No excuse but it was my second race in a roll coming off the mid range class and I was getting a little tired and my engine too. At mid race, I was starting to feel the pressure. The fast orange e-bike was getting better in the twisty and slowly catching up on me 4 turns behind but his super boosted electric motor heated up and burnt. Once they become reliable with a better cooling system and adjust the crazy torque in the turns those e-bikes are going to be hard to beat and fun to compete against for any fast moped.
The same weekend across the Atlantic the 1st moped race of the 2012 season was taking place in northern France. My friend Remi master tuner brought 2 race bikes. One of his pilote 50 years old Chi King broke his leg last year. He recruted a new young pilote Antoine who comes from the 50cc motorcycle racing world. That was more a test race and his first time on a moped 50cc single variator + launch lever. Thanks to his good riding experience and the power of Remi’s bike he was able to win a round and placed 3rd overall. Well done guys! He’s shooting for the 2012 season title, good luck to him and Remi’s team. This is the highest level of moped racing and it’s become tougher every year with people coming with big guns. Believe or not Remi’s has the smallest budget and recuperates old vintage parts here and there that he brings back to life. Other racers kinda make fun of him cause his bikes don’t use modern high tech parts or don’t look shiny but he wins races with his skills and experience, haha…

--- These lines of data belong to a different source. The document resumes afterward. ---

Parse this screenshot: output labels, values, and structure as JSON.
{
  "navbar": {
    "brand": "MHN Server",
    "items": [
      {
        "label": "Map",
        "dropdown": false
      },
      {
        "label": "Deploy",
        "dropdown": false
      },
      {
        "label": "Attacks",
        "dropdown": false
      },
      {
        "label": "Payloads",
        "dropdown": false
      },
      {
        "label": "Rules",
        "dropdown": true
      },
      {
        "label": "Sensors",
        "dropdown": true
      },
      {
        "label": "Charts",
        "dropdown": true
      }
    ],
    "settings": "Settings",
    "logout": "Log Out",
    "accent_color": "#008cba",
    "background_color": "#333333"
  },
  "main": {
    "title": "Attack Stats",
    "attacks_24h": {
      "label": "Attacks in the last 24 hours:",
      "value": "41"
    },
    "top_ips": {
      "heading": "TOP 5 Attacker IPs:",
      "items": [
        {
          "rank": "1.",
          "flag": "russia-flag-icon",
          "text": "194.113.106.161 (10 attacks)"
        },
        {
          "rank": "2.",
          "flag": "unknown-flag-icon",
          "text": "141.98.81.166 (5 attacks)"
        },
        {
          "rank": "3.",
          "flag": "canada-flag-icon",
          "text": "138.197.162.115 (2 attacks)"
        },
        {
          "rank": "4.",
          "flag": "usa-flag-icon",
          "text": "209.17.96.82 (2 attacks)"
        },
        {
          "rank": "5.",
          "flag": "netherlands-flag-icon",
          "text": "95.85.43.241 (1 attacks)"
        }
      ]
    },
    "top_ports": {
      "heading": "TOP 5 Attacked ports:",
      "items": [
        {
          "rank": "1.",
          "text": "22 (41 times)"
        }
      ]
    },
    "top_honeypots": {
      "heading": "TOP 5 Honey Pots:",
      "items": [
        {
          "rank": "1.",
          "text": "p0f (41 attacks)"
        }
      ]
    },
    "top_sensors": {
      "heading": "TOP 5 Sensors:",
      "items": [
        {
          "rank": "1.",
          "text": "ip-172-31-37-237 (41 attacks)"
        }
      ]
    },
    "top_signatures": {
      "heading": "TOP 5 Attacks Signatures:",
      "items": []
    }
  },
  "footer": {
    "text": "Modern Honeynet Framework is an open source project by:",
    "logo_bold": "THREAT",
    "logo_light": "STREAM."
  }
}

He’s riding a Bidalot RS prototype moped with 50cc G3 Bidalot engine 28mm carb 18hp restricted on purpose at 14,500 rpm for reliability. 14,500 rpm (some reach 15 to 16,000 rpm). Those “fast class” bikes don’t look much like mopeds anymore because they evolved over 30 years of racing. Most of them use Bidalot custom aluminum frames, real adjustable 32mm hydraulic forks, wide magnesium wheels, front and rear brakes, and full motorcycle fairing. But they use motobecane 50cc moped engine technology with single variator + launch lever, with huge intake cases like Bidalot G3 or custom made, some use small stock motobecane Av10 cases + 50cc h20 kits + 19 carb and still get 15hp out of it.
Here are some pics of Remi the mechanic and his 2 race bikes, left Relica tubular light steel frame, right Bidalot RS aluminum frame:
The vintage 20 years old Bidalot 50cc G3 engine he rebuilt for the Bidalot RS bike just before the race:
Here’s Antoine the new pilote in the middle with 3rd place trophy and his RS bike #48.
Bidalot RS on board footage of the 4th round, it’s fast. Notice at the end of the video Antoine following Remi’s instruction to turn off the engine soon after he exists the track to push the bike back to the pit and save the engine parts. The less the engine runs the better the performance, his bikes only run on the track and for the races, I don’t think they even do the practice sessions. His rebuilt engines after each race start for the first time only once they get to the race event.
From outside the track: